- TASK STATEMENT:
Work out the number of lines in the listing below that include "title", and answer with it alone.
○ ○ ○ ○ ○
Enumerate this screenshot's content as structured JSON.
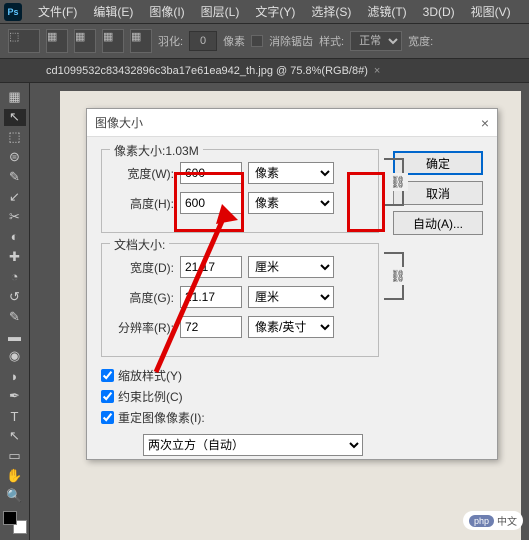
{
  "menu": [
    "文件(F)",
    "编辑(E)",
    "图像(I)",
    "图层(L)",
    "文字(Y)",
    "选择(S)",
    "滤镜(T)",
    "3D(D)",
    "视图(V)"
  ],
  "opts": {
    "feather_label": "羽化:",
    "feather_val": "0",
    "feather_unit": "像素",
    "antialias": "消除锯齿",
    "style_label": "样式:",
    "style_val": "正常",
    "width_label": "宽度:"
  },
  "tab": {
    "title": "cd1099532c83432896c3ba17e61ea942_th.jpg @ 75.8%(RGB/8#)",
    "close": "×"
  },
  "tools": [
    "▦",
    "↖",
    "⬚",
    "⊜",
    "✎",
    "↙",
    "✂",
    "◐",
    "✚",
    "◔",
    "↺",
    "✎",
    "T",
    "↖",
    "✋",
    "🔍"
  ],
  "dialog": {
    "title": "图像大小",
    "close": "×",
    "ok": "确定",
    "cancel": "取消",
    "auto": "自动(A)...",
    "px_label": "像素大小:1.03M",
    "w_label": "宽度(W):",
    "h_label": "高度(H):",
    "w_val": "600",
    "h_val": "600",
    "unit_px": "像素",
    "doc_label": "文档大小:",
    "dw_label": "宽度(D):",
    "dh_label": "高度(G):",
    "res_label": "分辨率(R):",
    "dw_val": "21.17",
    "dh_val": "21.17",
    "res_val": "72",
    "unit_cm": "厘米",
    "unit_res": "像素/英寸",
    "chk1": "缩放样式(Y)",
    "chk2": "约束比例(C)",
    "chk3": "重定图像像素(I):",
    "interp": "两次立方（自动）",
    "link": "⛓"
  },
  "branding": {
    "php": "php",
    "text": "中文"
  }
}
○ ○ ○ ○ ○
- EXPECTED ANSWER:
2